So what happened is: Iraq's state was cracked, its army disbanded (all in the lunatic hope that Chalabi, of all people, was the people's choice for Iraq -- or Allawi, after that hope had proven clearly misjudged), and an insufficient force, unable to guard an occupied population, was 'surprised' when jihadists came through the borders. Of course, those who go through one way can go through the other way, so it sets up a nice school for a franchising terrorist network. I guess the neo-cons, who have read their Marx, are trying to prove that the first time around is tragedy, the second time is farce. The first time around, in the 80s in Afghanistan, the Soviet's created an uncontrollable guerilla situation, with the U.S. operating as the insurgents logistics masters. Having learned nothing from the experience, the U.S. does the Soviet thing in Iraq. With the addition that, having left their flanks unprotected, the U.S. suffers the first defection from an alliance it has forged in its history after the Madrid explosion. Chalk another one up to the Bush counter-terror strategy. As well as to the long term political cost of taking to war countries that don't want to go to war.

Essentially, the Bush group’s thinking about terrorism is as obsolete as its latent dreams of imperialist glory in Mesopotamia. And the price we are paying for an unnecessary war is an amplified terrorist threat.
# posted by roger : 1:08 PM

3 comments:

P.M.Lawrence said...

"in the eighteenth century, that the aristocratic/monarchic form of governance was either overthrown or reformed away."

That's out by over a century in many European countries. Even in France the ancien regime had a final fifteen years of attempted recovery after Napoleon.

I actually pointed out the sensitivity of the Pakistan issue in an article I wrote in October 2001. None of this trouble looming up now is a surprise; no hindsight was necessary.

roger said...

Reform of the monarchic system a la Louis XIV happened under the regency, and - after a return under Louis XV - happened again under Louis XVI, who, after all, precipitated the fall of the Bastille by firing Necker. Compare the Necker episode with the way Louis XIV treated Colbert and you will see - as I said - reform making a tremendous difference. In Prussia, the constraints on Monarchy were tied to another history. And in Spain, the monarchy was the vector for reform, such as it was, of the enlightenment philosophes, like Feijoo. But in all these cases reform is, as I correctly located it, happening in the 18th century.

P.M.Lawrence said...
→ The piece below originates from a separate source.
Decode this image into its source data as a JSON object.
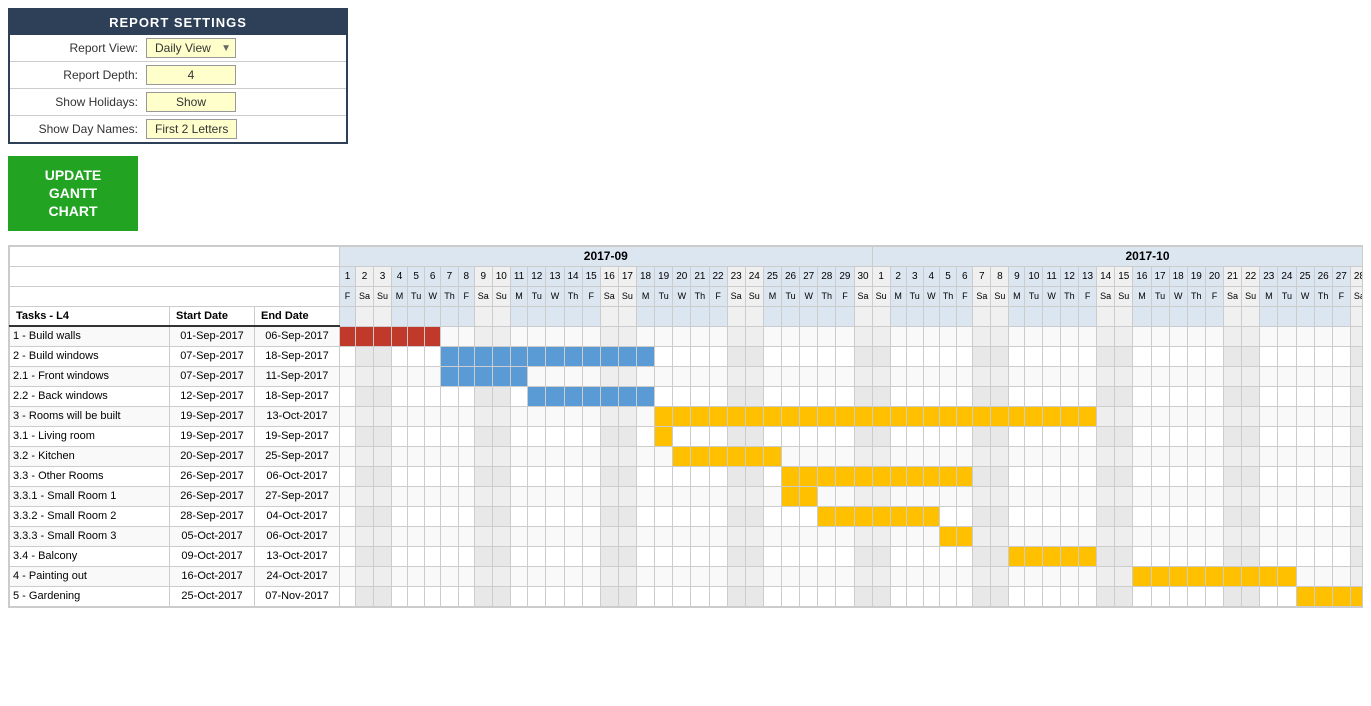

While reform did indeed happen in the 18th century, the point I was trying to bring out was that it didn't reach the pitch of reforming things away for a good long while after that. I have myself spoken to an Austrian whose name I forget, whose parents were of the "Privatier" class, i.e. in receipt of a state pension that had been brought in to buy out feudal privileges in an earlier generation. While the feudal part was long gone, it worked through this proxy well into living memory.